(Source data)
· · · ·
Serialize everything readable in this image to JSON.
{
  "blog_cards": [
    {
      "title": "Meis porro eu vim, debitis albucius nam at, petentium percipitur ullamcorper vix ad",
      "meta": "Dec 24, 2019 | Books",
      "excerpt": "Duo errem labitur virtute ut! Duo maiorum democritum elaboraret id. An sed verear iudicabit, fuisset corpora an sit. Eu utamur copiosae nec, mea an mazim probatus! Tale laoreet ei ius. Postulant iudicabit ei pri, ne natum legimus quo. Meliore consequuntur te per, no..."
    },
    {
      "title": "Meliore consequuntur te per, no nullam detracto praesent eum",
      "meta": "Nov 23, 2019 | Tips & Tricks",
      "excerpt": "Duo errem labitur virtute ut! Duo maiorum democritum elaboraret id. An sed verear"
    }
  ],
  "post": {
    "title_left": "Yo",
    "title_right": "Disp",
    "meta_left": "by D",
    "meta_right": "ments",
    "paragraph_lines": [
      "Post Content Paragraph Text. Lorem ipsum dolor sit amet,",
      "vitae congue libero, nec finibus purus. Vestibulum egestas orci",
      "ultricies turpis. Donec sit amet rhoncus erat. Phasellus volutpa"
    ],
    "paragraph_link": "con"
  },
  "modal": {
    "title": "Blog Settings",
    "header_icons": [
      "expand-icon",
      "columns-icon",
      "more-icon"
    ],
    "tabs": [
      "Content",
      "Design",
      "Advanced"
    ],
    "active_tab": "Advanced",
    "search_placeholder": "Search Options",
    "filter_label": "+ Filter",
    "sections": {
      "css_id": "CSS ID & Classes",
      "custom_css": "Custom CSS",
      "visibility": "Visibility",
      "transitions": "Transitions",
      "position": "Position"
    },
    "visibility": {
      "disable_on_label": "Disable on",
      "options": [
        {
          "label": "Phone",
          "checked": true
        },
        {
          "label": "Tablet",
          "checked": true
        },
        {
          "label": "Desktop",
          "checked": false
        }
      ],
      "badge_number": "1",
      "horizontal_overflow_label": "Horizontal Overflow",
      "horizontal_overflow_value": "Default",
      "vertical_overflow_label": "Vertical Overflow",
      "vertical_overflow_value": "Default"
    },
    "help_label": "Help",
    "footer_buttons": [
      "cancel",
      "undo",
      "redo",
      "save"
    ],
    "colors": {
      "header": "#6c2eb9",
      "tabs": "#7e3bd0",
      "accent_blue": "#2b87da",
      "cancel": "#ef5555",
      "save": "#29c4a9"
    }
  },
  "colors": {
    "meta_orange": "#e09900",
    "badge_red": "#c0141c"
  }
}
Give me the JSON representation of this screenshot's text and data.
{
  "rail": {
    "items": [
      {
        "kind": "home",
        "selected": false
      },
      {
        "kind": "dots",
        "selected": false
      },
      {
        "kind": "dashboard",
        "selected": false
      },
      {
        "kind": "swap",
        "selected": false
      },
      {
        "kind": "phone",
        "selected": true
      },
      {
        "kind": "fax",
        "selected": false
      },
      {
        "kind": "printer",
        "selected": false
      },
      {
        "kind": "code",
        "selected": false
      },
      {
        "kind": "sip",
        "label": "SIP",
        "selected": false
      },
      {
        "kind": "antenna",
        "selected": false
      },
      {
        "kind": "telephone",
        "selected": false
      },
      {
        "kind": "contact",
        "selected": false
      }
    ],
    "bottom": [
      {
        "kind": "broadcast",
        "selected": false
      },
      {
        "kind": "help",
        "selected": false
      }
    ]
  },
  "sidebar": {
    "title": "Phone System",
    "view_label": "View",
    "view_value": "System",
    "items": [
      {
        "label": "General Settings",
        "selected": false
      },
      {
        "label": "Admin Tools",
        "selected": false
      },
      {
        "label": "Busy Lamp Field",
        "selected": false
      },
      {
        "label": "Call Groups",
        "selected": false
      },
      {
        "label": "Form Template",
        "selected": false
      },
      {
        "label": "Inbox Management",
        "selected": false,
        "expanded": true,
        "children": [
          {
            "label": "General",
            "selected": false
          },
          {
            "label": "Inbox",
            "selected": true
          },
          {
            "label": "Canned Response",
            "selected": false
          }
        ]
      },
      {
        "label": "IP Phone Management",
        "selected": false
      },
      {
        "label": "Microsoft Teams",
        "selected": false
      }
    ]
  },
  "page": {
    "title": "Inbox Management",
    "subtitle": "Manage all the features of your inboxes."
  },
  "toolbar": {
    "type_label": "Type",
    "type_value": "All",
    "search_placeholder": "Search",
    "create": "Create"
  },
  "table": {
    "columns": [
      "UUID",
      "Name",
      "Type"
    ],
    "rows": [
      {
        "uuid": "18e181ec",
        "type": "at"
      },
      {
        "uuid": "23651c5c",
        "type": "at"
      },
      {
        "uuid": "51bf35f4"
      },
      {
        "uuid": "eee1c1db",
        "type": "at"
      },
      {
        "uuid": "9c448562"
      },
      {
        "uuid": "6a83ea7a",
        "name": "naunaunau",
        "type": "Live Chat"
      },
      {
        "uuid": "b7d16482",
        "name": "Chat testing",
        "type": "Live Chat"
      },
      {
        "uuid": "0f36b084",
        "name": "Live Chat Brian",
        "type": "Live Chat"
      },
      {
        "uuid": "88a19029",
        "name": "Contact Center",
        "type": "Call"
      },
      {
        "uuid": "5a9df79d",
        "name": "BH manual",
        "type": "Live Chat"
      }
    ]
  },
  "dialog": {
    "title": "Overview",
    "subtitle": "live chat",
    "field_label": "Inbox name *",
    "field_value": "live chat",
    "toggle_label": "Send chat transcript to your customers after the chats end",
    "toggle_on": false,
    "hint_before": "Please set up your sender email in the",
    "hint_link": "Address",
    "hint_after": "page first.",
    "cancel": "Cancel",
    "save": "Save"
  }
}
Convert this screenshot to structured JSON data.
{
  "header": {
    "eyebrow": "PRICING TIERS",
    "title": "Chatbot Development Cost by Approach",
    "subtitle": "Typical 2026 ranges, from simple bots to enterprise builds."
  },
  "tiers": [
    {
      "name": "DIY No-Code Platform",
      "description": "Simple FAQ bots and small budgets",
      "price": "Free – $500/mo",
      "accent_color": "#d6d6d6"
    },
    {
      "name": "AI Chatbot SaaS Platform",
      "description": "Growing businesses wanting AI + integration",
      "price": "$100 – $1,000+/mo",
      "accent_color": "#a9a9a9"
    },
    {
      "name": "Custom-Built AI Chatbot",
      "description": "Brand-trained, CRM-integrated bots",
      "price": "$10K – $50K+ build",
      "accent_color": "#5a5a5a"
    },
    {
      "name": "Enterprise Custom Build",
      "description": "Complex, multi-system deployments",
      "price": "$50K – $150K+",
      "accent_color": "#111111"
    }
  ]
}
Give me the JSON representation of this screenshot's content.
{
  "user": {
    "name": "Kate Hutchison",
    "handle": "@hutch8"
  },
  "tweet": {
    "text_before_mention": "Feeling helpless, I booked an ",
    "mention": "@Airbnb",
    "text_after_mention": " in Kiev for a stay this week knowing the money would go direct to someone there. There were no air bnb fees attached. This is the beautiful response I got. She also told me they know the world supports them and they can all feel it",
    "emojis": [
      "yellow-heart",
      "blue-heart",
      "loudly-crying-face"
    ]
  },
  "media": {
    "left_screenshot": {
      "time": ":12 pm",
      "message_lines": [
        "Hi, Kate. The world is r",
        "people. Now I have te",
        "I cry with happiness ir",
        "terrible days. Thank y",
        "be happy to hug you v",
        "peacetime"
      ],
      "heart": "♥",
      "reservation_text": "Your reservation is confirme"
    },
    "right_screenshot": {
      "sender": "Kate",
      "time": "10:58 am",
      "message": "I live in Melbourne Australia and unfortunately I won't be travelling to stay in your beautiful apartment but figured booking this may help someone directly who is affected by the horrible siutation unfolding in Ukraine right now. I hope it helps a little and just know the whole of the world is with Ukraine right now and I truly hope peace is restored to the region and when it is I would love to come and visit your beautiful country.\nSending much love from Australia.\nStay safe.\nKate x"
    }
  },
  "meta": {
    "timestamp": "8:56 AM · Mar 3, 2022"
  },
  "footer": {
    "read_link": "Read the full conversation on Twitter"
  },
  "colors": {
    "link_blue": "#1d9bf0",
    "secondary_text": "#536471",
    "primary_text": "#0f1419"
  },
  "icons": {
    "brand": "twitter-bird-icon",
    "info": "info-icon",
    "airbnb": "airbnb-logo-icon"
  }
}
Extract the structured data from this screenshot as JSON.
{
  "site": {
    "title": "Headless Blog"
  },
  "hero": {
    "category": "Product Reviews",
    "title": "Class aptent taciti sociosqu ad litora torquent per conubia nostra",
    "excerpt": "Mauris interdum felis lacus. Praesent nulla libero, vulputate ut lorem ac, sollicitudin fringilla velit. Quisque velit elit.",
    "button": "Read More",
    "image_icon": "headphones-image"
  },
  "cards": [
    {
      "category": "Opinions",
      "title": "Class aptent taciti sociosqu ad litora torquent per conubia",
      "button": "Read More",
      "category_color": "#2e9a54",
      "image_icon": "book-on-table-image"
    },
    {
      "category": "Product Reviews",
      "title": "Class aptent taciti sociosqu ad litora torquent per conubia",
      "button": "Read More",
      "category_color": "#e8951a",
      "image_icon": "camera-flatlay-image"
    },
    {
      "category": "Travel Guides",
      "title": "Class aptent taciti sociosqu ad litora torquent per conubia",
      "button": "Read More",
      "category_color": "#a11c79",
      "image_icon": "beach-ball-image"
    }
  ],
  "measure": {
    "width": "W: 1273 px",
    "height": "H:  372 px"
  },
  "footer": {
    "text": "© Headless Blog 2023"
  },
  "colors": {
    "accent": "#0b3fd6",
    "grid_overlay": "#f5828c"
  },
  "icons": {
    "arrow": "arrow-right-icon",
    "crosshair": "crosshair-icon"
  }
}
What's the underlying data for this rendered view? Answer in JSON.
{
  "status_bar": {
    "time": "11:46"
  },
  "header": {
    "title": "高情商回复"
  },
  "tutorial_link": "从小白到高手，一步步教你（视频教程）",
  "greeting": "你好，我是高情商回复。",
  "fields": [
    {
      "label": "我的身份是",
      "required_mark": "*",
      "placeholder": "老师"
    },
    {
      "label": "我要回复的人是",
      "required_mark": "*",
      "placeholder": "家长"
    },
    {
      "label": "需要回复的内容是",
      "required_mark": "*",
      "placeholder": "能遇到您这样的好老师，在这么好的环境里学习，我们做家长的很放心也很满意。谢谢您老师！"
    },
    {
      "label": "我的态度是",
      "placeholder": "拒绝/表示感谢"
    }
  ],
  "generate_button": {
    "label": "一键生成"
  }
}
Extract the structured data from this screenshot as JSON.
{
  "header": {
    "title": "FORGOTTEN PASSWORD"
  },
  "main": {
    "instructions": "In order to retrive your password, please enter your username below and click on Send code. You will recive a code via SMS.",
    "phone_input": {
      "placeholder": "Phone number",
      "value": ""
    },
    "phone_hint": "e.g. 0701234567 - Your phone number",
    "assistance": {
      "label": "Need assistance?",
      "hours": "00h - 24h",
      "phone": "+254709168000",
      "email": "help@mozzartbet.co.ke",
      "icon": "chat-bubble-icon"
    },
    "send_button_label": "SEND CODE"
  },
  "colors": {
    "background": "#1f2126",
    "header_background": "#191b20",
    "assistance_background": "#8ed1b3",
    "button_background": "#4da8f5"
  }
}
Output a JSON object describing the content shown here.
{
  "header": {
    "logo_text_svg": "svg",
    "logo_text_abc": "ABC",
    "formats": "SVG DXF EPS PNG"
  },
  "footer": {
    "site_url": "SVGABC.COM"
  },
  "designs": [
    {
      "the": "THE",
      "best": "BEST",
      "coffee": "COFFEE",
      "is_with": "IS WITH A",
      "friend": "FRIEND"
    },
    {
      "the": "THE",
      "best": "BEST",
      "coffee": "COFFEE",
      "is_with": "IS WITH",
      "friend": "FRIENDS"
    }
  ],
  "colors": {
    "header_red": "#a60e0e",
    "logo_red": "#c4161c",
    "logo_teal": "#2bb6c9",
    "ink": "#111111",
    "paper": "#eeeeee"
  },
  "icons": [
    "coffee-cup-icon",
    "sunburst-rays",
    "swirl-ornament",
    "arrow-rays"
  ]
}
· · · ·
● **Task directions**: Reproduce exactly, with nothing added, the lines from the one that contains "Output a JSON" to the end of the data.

● **Solution to this task**:
Output a JSON object describing the content shown here.
{
  "header": {
    "logo_text_svg": "svg",
    "logo_text_abc": "ABC",
    "formats": "SVG DXF EPS PNG"
  },
  "footer": {
    "site_url": "SVGABC.COM"
  },
  "designs": [
    {
      "the": "THE",
      "best": "BEST",
      "coffee": "COFFEE",
      "is_with": "IS WITH A",
      "friend": "FRIEND"
    },
    {
      "the": "THE",
      "best": "BEST",
      "coffee": "COFFEE",
      "is_with": "IS WITH",
      "friend": "FRIENDS"
    }
  ],
  "colors": {
    "header_red": "#a60e0e",
    "logo_red": "#c4161c",
    "logo_teal": "#2bb6c9",
    "ink": "#111111",
    "paper": "#eeeeee"
  },
  "icons": [
    "coffee-cup-icon",
    "sunburst-rays",
    "swirl-ornament",
    "arrow-rays"
  ]
}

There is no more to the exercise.